(Work instruction) Pull out every line below holding the word "name".

(The data)
• • • • • • •

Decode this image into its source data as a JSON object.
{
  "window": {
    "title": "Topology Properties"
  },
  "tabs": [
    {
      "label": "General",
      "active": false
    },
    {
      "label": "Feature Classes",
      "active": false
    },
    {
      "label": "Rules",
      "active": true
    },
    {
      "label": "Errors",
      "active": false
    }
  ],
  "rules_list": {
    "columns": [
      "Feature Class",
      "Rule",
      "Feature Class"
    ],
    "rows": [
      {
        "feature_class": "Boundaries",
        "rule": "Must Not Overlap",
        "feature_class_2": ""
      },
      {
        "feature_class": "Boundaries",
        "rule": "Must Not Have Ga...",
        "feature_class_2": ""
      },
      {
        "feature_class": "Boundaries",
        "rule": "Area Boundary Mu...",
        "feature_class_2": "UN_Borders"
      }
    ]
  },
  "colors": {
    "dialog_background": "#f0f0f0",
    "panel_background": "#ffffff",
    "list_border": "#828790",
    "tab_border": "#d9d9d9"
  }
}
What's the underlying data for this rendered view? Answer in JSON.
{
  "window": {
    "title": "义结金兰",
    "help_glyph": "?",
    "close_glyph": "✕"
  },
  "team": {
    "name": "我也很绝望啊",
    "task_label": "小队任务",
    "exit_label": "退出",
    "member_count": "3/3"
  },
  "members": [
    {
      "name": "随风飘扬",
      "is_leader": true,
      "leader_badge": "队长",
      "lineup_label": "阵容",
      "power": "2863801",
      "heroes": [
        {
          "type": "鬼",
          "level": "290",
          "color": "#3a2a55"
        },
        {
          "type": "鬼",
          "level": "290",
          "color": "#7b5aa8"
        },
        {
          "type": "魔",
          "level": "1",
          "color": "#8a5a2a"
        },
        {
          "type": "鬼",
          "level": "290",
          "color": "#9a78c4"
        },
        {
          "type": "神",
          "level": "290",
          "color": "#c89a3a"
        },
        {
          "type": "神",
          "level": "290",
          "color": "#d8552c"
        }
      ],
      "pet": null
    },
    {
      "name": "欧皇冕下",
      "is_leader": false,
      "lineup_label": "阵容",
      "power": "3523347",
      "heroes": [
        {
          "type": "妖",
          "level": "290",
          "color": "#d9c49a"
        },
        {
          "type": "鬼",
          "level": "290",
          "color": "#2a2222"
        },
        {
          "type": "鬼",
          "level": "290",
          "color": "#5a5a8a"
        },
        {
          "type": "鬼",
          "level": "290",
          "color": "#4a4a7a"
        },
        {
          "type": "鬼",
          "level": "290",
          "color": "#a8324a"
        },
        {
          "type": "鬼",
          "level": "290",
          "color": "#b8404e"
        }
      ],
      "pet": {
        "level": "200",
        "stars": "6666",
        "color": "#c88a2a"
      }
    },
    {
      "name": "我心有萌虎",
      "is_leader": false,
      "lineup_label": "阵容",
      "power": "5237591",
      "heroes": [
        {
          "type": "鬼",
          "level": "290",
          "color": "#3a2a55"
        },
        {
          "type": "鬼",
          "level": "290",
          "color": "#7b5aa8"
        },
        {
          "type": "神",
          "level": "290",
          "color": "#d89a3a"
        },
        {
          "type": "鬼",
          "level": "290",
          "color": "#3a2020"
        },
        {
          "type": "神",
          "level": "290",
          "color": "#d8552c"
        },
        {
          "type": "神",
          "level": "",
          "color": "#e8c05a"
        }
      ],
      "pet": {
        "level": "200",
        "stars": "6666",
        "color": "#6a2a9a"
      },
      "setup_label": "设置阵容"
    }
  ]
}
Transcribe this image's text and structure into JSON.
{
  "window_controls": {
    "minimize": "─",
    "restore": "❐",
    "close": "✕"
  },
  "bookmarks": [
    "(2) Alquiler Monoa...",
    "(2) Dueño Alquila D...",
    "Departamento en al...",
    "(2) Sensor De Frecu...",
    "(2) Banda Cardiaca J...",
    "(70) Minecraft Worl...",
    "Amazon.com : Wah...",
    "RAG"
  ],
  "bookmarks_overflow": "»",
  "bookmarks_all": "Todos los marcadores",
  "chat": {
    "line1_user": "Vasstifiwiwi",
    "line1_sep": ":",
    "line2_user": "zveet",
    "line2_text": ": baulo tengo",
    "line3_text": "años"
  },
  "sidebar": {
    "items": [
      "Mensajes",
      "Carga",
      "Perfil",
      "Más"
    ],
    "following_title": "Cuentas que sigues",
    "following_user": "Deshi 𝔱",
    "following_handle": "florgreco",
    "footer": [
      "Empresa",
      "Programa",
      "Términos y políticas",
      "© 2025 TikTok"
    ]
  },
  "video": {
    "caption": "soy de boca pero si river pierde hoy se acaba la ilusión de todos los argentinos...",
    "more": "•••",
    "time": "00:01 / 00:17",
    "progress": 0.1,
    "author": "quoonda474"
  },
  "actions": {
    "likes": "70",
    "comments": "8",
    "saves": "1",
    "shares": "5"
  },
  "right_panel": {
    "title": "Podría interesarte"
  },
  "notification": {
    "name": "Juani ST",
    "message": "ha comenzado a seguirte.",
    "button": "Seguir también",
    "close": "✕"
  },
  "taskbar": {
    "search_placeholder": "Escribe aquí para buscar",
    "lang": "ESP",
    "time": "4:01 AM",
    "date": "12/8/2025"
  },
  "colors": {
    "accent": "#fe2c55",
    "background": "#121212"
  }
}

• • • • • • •

(Reply)
    "name": "我也很绝望啊",
      "name": "随风飘扬",
      "name": "欧皇冕下",
      "name": "我心有萌虎",
    "name": "Juani ST",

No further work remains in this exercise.